(Items from an interface collection)

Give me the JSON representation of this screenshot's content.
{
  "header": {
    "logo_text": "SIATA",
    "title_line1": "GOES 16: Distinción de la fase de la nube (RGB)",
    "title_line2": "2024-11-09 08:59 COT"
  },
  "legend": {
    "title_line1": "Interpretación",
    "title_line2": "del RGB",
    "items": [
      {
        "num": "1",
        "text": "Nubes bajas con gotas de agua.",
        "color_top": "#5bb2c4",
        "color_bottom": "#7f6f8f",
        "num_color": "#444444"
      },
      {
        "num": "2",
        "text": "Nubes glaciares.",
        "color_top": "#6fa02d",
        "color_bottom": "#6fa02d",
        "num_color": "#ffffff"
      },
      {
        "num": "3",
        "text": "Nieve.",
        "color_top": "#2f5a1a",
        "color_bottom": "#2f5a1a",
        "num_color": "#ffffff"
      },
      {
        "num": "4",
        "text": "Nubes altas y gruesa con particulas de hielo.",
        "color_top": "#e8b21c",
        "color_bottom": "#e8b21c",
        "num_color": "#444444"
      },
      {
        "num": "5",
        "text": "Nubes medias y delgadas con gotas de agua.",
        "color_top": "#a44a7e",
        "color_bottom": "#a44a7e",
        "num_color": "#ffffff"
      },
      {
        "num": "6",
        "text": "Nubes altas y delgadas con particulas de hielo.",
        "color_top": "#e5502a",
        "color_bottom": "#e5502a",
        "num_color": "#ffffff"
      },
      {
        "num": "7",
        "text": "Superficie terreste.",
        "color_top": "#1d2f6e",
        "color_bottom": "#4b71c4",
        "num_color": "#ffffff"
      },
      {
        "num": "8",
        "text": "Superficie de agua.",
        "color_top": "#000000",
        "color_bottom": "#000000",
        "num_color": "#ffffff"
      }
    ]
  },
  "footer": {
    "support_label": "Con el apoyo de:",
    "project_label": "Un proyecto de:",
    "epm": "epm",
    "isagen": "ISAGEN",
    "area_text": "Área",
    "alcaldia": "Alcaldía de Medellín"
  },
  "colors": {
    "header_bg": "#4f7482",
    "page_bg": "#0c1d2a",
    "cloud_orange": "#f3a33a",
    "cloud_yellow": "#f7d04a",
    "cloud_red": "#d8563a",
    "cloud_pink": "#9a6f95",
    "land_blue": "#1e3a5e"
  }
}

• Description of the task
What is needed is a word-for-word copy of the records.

• Answer space
Give me the JSON representation of this screenshot's content.
{
  "header": {
    "logo_text": "SIATA",
    "title_line1": "GOES 16: Distinción de la fase de la nube (RGB)",
    "title_line2": "2024-11-09 08:59 COT"
  },
  "legend": {
    "title_line1": "Interpretación",
    "title_line2": "del RGB",
    "items": [
      {
        "num": "1",
        "text": "Nubes bajas con gotas de agua.",
        "color_top": "#5bb2c4",
        "color_bottom": "#7f6f8f",
        "num_color": "#444444"
      },
      {
        "num": "2",
        "text": "Nubes glaciares.",
        "color_top": "#6fa02d",
        "color_bottom": "#6fa02d",
        "num_color": "#ffffff"
      },
      {
        "num": "3",
        "text": "Nieve.",
        "color_top": "#2f5a1a",
        "color_bottom": "#2f5a1a",
        "num_color": "#ffffff"
      },
      {
        "num": "4",
        "text": "Nubes altas y gruesa con particulas de hielo.",
        "color_top": "#e8b21c",
        "color_bottom": "#e8b21c",
        "num_color": "#444444"
      },
      {
        "num": "5",
        "text": "Nubes medias y delgadas con gotas de agua.",
        "color_top": "#a44a7e",
        "color_bottom": "#a44a7e",
        "num_color": "#ffffff"
      },
      {
        "num": "6",
        "text": "Nubes altas y delgadas con particulas de hielo.",
        "color_top": "#e5502a",
        "color_bottom": "#e5502a",
        "num_color": "#ffffff"
      },
      {
        "num": "7",
        "text": "Superficie terreste.",
        "color_top": "#1d2f6e",
        "color_bottom": "#4b71c4",
        "num_color": "#ffffff"
      },
      {
        "num": "8",
        "text": "Superficie de agua.",
        "color_top": "#000000",
        "color_bottom": "#000000",
        "num_color": "#ffffff"
      }
    ]
  },
  "footer": {
    "support_label": "Con el apoyo de:",
    "project_label": "Un proyecto de:",
    "epm": "epm",
    "isagen": "ISAGEN",
    "area_text": "Área",
    "alcaldia": "Alcaldía de Medellín"
  },
  "colors": {
    "header_bg": "#4f7482",
    "page_bg": "#0c1d2a",
    "cloud_orange": "#f3a33a",
    "cloud_yellow": "#f7d04a",
    "cloud_red": "#d8563a",
    "cloud_pink": "#9a6f95",
    "land_blue": "#1e3a5e"
  }
}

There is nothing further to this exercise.